It’s a rare insight into how Calgarians cope without a place to call home as the wait for placement in affordable housing in Calgary gets longer and longer.
Prior to the first snowfall of the year, several Calgarians experiencing homelessness shared their experiences, challenges and concerns with Global News.
Bonded by mutual trauma, many describe a “street family,” brought together by different circumstances.
“We just look out for each other, we take it as a big family,” Michael Preston Montour told Global News. “When the system fails you, and your family fails you, you only have the ones that are doing the same thing with you.”
Montour has been living on the street for the past five years after being estranged from his family.
He spoke to Global News amid a Calgary Bylaw-led clean-up of encampments along Dermott Baldwin Way S.E., a nearly daily exercise after concerns of a criminal element outside the Calgary Drop-In Centre.
The makeshift homes can be seen around the city, as nearly a third of those experiencing homelessness avoid using the emergency shelters, according to the Calgary Homeless Foundation point-in-time count.
Montour is not allowed inside the Calgary Drop-In Centre, he said, because of an incident with staff.
“The living conditions are horrible, it’s over-packed, and you’re sleeping on mats on the floor,” Montour said. “We have numerous people coming in and out of a building only regulated for so many people.”
Officials at the Drop-In Centre said there is capacity in the more than 100,000 square foot building, but there is work underway as part of its winter strategy to avoid crowding, like specialized or sober-only spaces, and more dispersal of clients throughout the building.
“As a housing-first shelter, our goal is to get people reintegrated into the community as quickly as possible,” Calgary Drop-In Centre executive director Sandra Clarkson told Global News. “With no housing for people to go to, our numbers just keep increasing… We anticipate they’ll be higher this winter than they’ve been since 2019.”
According to the Calgary Homeless Foundation (CHF), there were 2,782 individuals experiencing some form of homelessness in Calgary in 2022. Thirty per cent of those identified as Indigenous.
The concern is those numbers are anticipated to be higher in 2023 amid a growing affordability crisis and an increasingly potent and toxic drug supply.
One man who identified himself as ‘Swayze’ told Global News he has repeatedly attempted to get sober but grapples with an addiction to crystal meth.
“I’d rather quit than do more drugs, but it’s harder said than done,” he said. “I am ready, it’s just a little bit harder for me because I worry about a lot of people. I don’t want to disappear and go get better and then come back and ‘hey so-and-so died.'”
Lisa Metcalfe also struggled with addiction and is now sober; she’s hoping to find a home after nearly 20 years of experiencing some form of homelessness.
“It’s been too hard seeing people die every day, I can’t do it anymore,” she said. “You think because you’re out here and you’re homeless you don’t matter? Yeah, you do.”

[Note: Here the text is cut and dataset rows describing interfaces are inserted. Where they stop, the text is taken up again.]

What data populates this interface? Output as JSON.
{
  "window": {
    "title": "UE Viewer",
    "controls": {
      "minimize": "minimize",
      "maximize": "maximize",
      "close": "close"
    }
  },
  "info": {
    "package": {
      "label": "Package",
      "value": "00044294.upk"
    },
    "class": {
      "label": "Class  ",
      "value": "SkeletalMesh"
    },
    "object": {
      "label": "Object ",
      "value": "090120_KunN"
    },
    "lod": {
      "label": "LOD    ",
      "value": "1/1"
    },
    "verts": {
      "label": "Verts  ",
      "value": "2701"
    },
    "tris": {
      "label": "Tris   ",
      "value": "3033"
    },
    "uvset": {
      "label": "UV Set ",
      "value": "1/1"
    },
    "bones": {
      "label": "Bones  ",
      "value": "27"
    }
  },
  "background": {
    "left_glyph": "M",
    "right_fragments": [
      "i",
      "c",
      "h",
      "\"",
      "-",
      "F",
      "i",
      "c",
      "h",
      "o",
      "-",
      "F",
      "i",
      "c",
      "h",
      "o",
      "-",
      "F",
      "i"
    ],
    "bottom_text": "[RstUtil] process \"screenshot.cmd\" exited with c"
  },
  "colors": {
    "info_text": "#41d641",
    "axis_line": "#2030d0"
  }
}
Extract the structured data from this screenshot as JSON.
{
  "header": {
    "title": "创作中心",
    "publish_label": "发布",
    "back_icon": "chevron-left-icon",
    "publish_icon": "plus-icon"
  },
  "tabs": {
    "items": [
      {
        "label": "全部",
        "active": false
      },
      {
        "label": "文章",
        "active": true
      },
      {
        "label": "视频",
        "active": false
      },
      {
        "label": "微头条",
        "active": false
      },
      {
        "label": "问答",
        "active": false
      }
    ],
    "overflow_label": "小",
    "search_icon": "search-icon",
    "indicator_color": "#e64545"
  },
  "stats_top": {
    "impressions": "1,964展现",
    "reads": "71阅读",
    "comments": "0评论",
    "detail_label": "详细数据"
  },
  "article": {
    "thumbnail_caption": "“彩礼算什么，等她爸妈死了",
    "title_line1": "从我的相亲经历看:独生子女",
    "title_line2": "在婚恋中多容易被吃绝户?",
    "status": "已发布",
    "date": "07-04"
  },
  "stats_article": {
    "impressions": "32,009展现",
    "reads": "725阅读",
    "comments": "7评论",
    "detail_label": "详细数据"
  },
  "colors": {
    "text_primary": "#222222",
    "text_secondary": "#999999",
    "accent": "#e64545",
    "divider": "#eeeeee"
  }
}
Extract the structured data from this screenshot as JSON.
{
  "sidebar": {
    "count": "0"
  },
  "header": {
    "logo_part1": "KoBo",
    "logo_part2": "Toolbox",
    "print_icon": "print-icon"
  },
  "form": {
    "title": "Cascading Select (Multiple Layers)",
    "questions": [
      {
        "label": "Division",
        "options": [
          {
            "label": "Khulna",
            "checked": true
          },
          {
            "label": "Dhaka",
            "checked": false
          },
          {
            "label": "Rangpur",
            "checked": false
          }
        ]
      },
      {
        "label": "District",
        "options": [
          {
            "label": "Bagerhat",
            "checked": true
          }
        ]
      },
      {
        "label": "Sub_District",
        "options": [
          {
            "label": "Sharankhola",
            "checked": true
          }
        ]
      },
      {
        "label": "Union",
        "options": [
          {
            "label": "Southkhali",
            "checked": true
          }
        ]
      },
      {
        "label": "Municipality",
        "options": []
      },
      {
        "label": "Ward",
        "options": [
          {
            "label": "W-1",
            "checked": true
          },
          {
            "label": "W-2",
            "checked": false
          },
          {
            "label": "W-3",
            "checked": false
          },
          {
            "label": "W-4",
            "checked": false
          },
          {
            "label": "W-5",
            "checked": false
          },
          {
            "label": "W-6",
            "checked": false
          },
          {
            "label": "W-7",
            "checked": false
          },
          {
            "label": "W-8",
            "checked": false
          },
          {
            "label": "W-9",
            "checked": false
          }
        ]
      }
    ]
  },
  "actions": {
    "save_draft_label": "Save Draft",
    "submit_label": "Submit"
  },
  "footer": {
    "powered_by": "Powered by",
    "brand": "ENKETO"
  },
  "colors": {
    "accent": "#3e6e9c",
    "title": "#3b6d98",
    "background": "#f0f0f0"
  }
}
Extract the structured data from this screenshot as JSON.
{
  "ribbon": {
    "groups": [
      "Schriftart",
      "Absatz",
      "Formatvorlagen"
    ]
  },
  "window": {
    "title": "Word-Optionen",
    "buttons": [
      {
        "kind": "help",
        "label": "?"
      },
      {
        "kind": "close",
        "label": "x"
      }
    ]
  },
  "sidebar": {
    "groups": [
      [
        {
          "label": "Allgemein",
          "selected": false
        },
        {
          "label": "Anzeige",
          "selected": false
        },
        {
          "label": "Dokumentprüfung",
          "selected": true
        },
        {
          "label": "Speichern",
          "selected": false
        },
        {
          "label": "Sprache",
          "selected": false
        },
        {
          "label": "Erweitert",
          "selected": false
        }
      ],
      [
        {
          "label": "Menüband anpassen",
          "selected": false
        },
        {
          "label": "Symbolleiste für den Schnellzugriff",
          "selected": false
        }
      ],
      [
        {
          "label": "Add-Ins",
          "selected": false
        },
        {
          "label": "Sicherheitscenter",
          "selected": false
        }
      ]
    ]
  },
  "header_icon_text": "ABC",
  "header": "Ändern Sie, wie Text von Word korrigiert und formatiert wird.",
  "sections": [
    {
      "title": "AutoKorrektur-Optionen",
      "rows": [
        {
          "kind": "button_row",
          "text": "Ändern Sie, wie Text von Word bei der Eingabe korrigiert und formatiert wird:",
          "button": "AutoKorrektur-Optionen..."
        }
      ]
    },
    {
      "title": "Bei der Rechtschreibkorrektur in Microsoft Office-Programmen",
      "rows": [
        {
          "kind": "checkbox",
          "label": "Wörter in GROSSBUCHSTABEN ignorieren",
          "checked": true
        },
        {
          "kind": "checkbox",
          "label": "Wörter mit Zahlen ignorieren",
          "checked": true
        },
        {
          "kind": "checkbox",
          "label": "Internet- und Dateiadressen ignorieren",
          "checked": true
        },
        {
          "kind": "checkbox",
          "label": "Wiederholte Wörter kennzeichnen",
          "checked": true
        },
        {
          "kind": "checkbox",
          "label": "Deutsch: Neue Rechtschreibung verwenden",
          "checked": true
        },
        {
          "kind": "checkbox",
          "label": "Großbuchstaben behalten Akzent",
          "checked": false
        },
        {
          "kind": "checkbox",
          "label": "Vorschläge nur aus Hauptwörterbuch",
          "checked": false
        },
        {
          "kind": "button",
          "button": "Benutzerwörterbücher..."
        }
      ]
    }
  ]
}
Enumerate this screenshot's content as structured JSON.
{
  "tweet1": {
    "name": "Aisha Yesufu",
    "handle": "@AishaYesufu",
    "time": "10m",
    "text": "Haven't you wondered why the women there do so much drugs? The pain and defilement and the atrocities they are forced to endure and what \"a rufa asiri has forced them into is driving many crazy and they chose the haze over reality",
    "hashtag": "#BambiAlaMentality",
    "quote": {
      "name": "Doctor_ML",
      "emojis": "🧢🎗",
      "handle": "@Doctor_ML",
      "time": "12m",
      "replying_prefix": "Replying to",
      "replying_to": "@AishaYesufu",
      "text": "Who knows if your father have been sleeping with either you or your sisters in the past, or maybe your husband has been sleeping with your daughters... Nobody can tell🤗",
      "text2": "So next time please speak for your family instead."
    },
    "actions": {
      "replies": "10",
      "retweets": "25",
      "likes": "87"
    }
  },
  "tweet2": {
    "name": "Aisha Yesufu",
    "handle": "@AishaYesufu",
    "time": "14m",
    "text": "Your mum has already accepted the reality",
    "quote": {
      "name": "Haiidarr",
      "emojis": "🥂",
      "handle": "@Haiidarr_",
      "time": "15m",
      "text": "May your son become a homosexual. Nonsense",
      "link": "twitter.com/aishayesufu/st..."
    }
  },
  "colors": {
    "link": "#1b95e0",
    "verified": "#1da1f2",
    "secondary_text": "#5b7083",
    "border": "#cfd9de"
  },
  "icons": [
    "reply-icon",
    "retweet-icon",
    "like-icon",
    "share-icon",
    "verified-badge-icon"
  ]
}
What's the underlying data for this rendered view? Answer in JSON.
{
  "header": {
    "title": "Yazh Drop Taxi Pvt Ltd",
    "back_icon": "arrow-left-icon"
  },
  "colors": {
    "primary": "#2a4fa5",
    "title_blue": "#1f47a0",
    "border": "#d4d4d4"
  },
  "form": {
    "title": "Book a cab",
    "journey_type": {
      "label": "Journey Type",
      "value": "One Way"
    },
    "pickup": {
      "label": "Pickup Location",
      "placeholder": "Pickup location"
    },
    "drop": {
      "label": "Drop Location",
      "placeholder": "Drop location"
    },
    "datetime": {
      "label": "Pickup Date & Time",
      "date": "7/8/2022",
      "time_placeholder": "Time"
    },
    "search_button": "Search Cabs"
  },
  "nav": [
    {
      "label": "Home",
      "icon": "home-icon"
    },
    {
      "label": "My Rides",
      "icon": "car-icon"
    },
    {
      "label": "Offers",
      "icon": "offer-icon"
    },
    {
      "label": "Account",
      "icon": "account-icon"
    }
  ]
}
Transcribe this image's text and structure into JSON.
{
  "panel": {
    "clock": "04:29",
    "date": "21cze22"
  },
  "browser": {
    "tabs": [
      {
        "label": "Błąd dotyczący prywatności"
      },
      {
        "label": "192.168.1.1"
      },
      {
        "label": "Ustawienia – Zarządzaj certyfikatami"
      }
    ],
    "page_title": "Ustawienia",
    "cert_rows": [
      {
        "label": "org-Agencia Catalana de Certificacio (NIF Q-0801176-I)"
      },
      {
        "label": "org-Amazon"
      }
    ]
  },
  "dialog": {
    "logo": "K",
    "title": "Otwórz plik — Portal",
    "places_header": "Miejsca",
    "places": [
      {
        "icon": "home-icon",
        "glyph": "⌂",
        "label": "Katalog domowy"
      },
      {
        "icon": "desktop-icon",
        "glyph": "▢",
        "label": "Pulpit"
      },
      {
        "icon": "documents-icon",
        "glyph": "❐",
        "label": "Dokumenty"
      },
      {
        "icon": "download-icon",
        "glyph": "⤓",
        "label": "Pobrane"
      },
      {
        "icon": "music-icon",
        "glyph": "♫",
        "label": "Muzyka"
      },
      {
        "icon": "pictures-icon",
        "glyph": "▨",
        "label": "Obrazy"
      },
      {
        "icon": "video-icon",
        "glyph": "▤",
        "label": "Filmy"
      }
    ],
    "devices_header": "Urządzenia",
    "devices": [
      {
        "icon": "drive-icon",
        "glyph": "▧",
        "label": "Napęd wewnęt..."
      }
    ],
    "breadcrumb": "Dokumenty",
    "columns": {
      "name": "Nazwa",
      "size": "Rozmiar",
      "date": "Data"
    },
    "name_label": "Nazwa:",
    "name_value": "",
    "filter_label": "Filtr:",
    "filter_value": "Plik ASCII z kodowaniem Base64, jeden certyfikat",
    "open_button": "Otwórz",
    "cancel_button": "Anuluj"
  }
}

Twenty-five outreach organizations across the city continuously coordinate to assess, refer and triage clients to different services with the goal of finding them housing. The issue, according to the CHF, is there aren’t enough homes.
“We have 1,900 people waiting for a home, and we have an affordable housing crisis in Calgary,” CHF president Patricia Jones told Global News. “We try and stabilize people in the shelters as long as they can, but you and I both know that a shelter is not a home.”
However, Clarkson said the opioid crisis is a situation that’s unlike anything she’s seen before, adding it has “forever shifted” the work of low-barrier emergency shelters.
The Drop-In Centre reported 1,856 drug poisonings in the shelter in the 2022-23 fiscal year.
“I think what people are not taking into account is the level of need or complexity of the people we are currently seeing come through our doors,” Clarkson said.
One gap that’s been noted in the system is specialized, long-term shelter faculties for individuals with highly complex needs, which require a gambit of wraparound services.
“As much as we would hope that everybody can transition and be in a home and have a job, and have a fulfilling life, there are some people that I think as a society, we’re obligated to take care of,” Jones said. “We have a gap in services. We need some facilities with wrap around services for people to live out the rest of their lives in dignity.”
The hope is more affordable housing can be built in Calgary, as the city begins work to implement its newly-approved housing strategy.
Calgary’s housing strategy included several recommendations that aim to make it easier and incentivize the construction of more affordable, subsidized, and Indigenous-specialized housing.
The concern is it will take time, as the need and wait lists continue to grow.
“Just because they come back to a homeless shelter, it doesn’t make them a bad person,” Montour said. “It doesn’t make them somebody who doesn’t deserve to have a home.”
—with files from Global News’ Jehnifer Benoit